Drop the images; return everything else in the listing below exactly.
(INFORMATION SHOWN begins)
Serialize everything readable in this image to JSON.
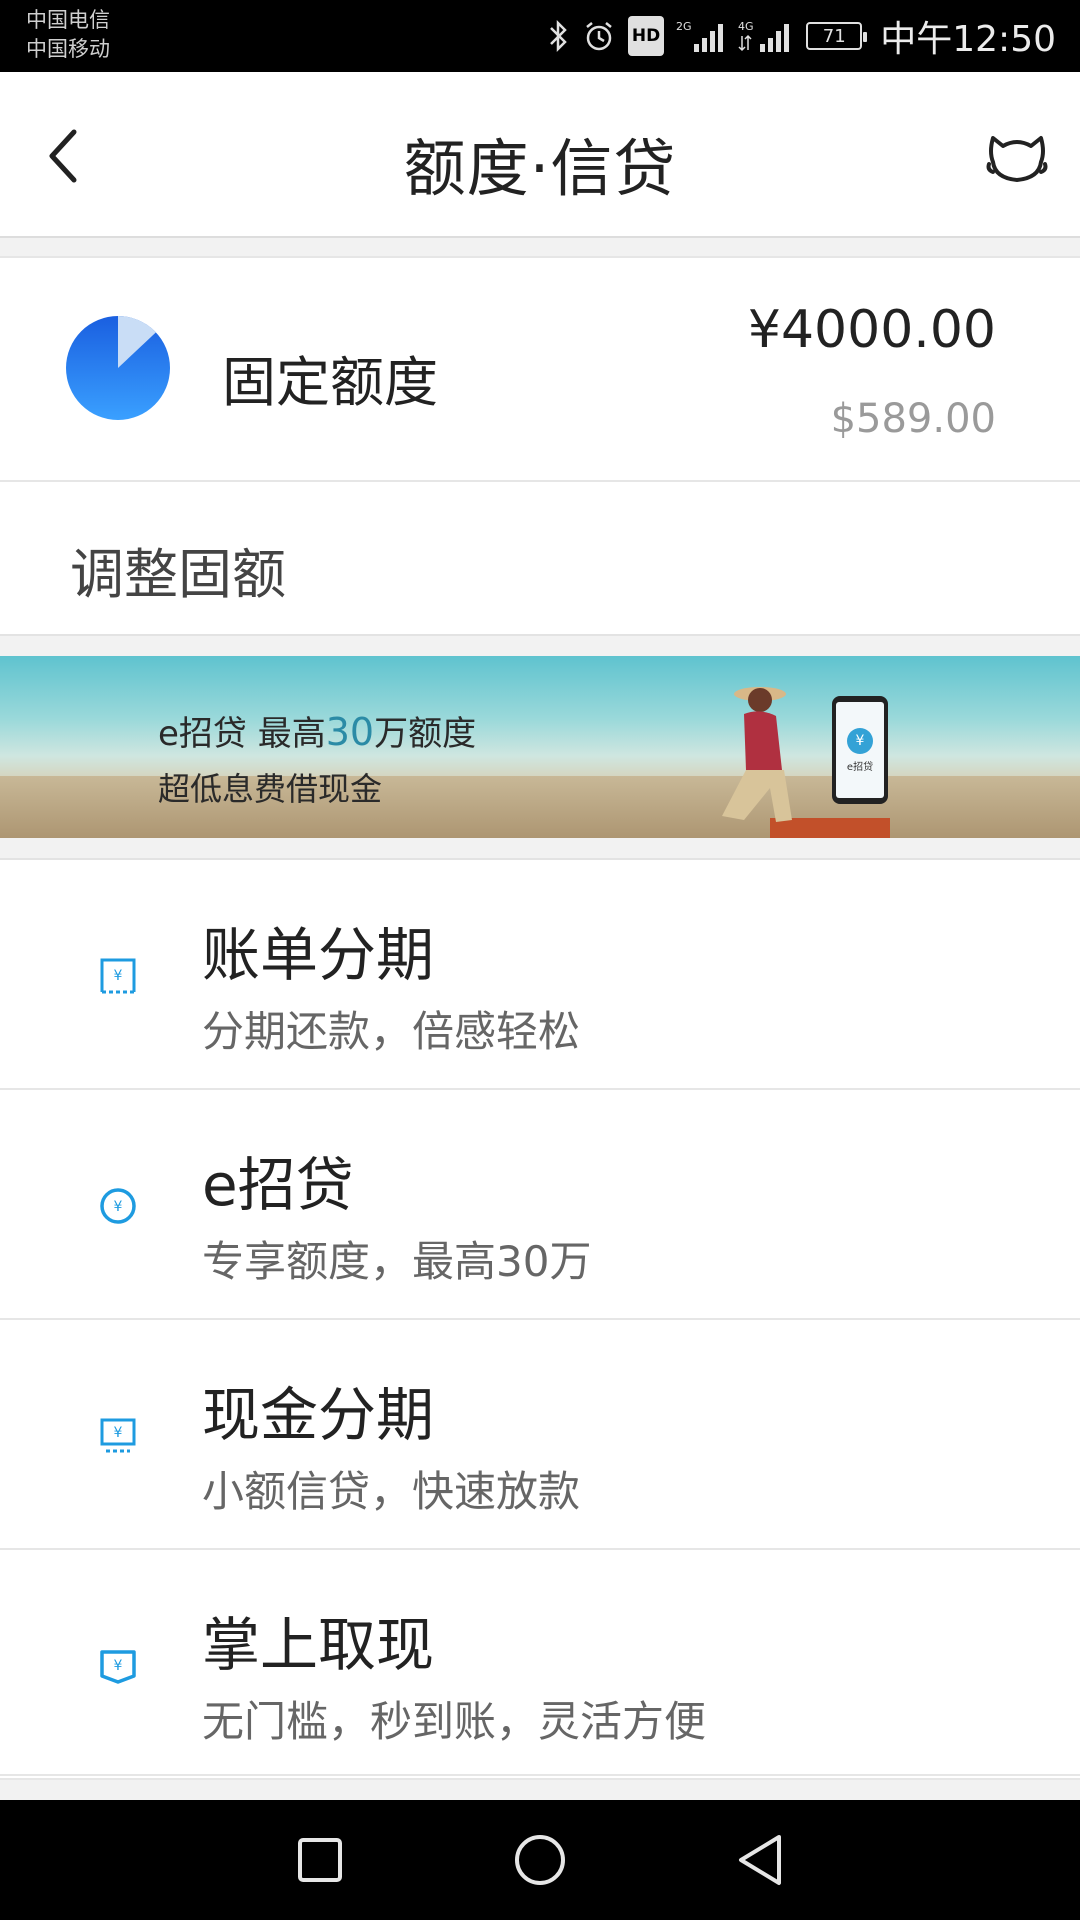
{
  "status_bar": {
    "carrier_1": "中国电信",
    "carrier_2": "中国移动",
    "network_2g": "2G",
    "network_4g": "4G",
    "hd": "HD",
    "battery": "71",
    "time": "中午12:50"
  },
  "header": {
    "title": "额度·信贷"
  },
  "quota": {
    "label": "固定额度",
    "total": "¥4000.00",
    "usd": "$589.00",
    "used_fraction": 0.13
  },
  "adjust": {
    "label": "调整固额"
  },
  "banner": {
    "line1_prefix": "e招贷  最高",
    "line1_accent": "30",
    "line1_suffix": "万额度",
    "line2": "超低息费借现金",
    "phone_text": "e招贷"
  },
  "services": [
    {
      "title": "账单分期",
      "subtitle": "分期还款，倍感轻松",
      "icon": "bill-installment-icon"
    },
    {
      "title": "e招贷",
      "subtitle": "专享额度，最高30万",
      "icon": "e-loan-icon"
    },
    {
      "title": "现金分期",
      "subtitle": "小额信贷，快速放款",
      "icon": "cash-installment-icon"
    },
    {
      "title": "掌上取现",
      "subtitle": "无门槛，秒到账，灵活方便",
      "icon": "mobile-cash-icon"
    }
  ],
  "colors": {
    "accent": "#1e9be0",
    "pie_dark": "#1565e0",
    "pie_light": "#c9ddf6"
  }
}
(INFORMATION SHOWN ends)
# EXERCISE OUTPUT
Serialize everything readable in this image to JSON.
{
  "status_bar": {
    "carrier_1": "中国电信",
    "carrier_2": "中国移动",
    "network_2g": "2G",
    "network_4g": "4G",
    "hd": "HD",
    "battery": "71",
    "time": "中午12:50"
  },
  "header": {
    "title": "额度·信贷"
  },
  "quota": {
    "label": "固定额度",
    "total": "¥4000.00",
    "usd": "$589.00",
    "used_fraction": 0.13
  },
  "adjust": {
    "label": "调整固额"
  },
  "banner": {
    "line1_prefix": "e招贷  最高",
    "line1_accent": "30",
    "line1_suffix": "万额度",
    "line2": "超低息费借现金",
    "phone_text": "e招贷"
  },
  "services": [
    {
      "title": "账单分期",
      "subtitle": "分期还款，倍感轻松",
      "icon": "bill-installment-icon"
    },
    {
      "title": "e招贷",
      "subtitle": "专享额度，最高30万",
      "icon": "e-loan-icon"
    },
    {
      "title": "现金分期",
      "subtitle": "小额信贷，快速放款",
      "icon": "cash-installment-icon"
    },
    {
      "title": "掌上取现",
      "subtitle": "无门槛，秒到账，灵活方便",
      "icon": "mobile-cash-icon"
    }
  ],
  "colors": {
    "accent": "#1e9be0",
    "pie_dark": "#1565e0",
    "pie_light": "#c9ddf6"
  }
}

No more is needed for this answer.